The Supreme Court heard arguments Monday in a case titled Astrue vs. Capato, but a better name for it might be "In re: Brave New World." Karen Capato, who conceived twins through artificial insemination after their biological father died, asked the justices to overrule the Social Security Administration and hold that the children are entitled to survivor benefits. As JusticeSamuel A. Alito Jr.pointed out, the authors of the Social Security Act "never had any inkling about the situation that has arisen in this case." But the fact that Congress couldn't foresee the world of sperm banks and test tube babies doesn't mean that the statute is meaningless. It's possible to discern a general principle in the law, and the court should apply that principle by rejecting the twins' claim.
Astrue vs. Capato has attracted attention as an example of the way technological advances will bedevil the work of the Supreme Court, an early milestone on a road that may someday have the justices deciding whether robots are people under the 14th Amendment.

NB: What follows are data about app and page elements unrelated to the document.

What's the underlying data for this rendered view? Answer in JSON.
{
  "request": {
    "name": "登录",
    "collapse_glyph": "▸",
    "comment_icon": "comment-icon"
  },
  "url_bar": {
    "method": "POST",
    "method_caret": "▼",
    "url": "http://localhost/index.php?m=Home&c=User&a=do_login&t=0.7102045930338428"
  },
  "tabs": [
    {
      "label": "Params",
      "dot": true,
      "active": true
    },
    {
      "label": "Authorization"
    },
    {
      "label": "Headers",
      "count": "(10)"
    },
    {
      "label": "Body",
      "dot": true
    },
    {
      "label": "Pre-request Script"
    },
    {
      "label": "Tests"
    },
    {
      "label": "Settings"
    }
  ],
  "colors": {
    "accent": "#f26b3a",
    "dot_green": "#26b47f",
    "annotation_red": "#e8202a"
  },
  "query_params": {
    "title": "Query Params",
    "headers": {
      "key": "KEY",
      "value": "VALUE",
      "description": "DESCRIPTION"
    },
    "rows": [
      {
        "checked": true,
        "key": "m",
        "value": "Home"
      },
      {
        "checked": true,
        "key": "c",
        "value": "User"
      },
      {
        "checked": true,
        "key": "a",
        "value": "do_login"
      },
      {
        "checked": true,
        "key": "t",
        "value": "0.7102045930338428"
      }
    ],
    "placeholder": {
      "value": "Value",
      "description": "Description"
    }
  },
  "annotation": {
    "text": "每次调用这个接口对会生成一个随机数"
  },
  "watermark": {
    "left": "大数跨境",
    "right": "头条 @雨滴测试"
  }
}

But the case illustrates more than the fact that yesterday's science fiction is today's science fact. It also illuminates the distinction between two approaches to judicial interpretation that are often treated as interchangeable: "original intent" and "original meaning." The former means that judges should apply a legal text only to circumstances its authors could foresee. But that's not a particularly helpful approach. The framers of the 4th Amendment didn't have telephones in mind when they prohibited unreasonable searches and seizures, so they couldn't have intended the amendment to apply to wiretapping. Yet the Supreme Court was right to recognize that the meaning of that amendment — the protection of privacy — required that police obtain a warrant before listening in on telephone calls.